Imagine the familiar Apple “Marimba” ringtone chiming out as your iPhone buzzes in a semi-circle on your desk. Only it’s not your wife, boyfriend, mom, or buddy calling … because it isn’t your personal phone. It’s your desk phone, laptop, and personal mobile work station all rolled into one.
This is the tantalizing future hinted at in the New York Times’ Bits blog on Monday in reaction to the new features built in to iOS 6, announced by Apple at this weeks’ Worldwide Developers’ Conference. With Apple’s devices (and also Android- and Windows-based consumer devices) breaking into the enterprise in a major way, it’s no surprise Apple is making a major push to make their devices compatible with the ways people work, and the systems they work within.
The biggest change is with Facetime, Apple’s video conferencing system, which Apple had previously marketed as a purely person-to-person consumer service. With Facetime now available on 3G networks, it becomes a whole lot more accessible and useful. The Times thinks this is Apple’s push back at rival Microsoft, which recently bought Skype.
“There have also been reports that Apple is beefing up its staff for voice calls over the Internet, making it a standard feature on phones and laptops that are connected to high-speed networks.
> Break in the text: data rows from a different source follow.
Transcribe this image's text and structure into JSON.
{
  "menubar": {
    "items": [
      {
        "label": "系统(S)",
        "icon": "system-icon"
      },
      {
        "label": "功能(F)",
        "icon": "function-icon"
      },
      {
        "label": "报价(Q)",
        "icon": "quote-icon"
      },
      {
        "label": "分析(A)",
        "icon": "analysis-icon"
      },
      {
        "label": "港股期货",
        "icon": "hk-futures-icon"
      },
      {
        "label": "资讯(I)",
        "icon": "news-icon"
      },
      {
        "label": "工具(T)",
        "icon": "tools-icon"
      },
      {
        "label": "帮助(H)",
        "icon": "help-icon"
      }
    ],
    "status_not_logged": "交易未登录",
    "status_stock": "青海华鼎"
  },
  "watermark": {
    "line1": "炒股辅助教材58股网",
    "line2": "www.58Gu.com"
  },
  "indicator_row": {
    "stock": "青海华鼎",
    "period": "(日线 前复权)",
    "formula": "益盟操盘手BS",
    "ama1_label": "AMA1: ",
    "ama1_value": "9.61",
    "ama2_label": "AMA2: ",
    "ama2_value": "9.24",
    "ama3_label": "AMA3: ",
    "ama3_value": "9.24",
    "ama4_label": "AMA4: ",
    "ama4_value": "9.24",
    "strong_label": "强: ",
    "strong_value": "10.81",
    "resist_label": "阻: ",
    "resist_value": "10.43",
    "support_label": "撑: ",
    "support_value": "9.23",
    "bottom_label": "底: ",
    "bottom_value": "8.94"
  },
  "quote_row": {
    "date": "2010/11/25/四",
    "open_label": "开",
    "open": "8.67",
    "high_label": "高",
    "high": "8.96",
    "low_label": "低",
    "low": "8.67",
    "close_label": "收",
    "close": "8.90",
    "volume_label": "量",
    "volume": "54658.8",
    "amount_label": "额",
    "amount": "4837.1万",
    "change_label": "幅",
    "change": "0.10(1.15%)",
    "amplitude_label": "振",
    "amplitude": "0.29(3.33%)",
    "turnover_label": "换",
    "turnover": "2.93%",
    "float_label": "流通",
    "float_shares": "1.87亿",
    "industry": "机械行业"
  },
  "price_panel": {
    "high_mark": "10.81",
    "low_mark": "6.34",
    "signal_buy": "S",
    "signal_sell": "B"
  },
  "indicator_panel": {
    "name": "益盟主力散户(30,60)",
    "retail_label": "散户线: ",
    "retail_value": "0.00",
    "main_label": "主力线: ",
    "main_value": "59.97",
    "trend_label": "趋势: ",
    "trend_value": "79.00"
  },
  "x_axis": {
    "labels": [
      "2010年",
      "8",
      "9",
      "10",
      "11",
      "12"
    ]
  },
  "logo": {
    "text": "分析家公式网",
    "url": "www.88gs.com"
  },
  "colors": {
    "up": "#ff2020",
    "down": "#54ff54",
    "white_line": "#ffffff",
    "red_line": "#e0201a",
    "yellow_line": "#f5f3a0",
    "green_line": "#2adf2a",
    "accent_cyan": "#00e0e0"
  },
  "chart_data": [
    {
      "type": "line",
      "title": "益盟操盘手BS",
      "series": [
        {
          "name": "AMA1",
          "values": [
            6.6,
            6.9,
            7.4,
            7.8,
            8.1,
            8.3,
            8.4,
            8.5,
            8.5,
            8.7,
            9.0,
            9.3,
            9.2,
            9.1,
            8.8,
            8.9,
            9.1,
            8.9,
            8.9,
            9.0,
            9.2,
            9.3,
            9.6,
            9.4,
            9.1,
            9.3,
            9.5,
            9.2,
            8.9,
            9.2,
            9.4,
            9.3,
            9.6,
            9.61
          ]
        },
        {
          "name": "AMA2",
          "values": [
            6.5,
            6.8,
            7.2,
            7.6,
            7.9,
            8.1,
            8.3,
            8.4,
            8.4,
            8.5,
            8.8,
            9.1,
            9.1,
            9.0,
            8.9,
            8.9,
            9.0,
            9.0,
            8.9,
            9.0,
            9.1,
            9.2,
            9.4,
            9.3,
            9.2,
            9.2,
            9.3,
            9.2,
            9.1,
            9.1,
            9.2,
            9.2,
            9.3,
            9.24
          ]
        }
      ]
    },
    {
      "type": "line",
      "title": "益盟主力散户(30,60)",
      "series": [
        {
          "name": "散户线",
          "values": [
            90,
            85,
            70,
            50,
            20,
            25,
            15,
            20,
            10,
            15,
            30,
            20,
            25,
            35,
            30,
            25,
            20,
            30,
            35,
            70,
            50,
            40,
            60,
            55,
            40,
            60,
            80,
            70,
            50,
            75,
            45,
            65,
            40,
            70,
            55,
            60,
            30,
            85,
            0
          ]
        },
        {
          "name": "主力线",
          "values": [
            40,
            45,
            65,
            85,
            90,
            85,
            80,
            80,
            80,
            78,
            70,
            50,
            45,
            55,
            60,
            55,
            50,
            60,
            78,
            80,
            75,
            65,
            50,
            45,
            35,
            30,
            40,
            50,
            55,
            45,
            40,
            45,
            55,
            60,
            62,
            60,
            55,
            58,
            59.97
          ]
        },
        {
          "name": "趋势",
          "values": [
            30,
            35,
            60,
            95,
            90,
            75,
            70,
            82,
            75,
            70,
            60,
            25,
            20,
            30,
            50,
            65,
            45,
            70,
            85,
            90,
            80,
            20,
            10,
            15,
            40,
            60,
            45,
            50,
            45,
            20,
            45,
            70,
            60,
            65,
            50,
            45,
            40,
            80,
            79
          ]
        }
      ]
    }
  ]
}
That could be a blow both to voice calls on Skype and to Cisco’s substantial business in desk phones using Internet Protocol.”
Beyond the video conferencing and VOiP potential in the new iOS update, the Times reports there are more than 200 other changes to come, and many of them – like application locking, Passbook and turn-by-turn navigation – will make the iPhone much more natively useful for businesses and businesspeople.
All this points toward a continuing creep toward a super-mobile workplace. Pretty soon the term “enterprise mobility” will just be “mobility” — a table-stakes entry in to the world of business. This will, of course, put continued pressure on management to make decisions about their mobility plans, and not just think of it as a pile of phones, cost, and annoyance. It will be a major productivity driver and a huge boon — or burden — to a company’s bottom line. How they plan, prepare and execute on that plan will make all the difference in the world.
Image used under Creative Commons by Flickr user mikogo.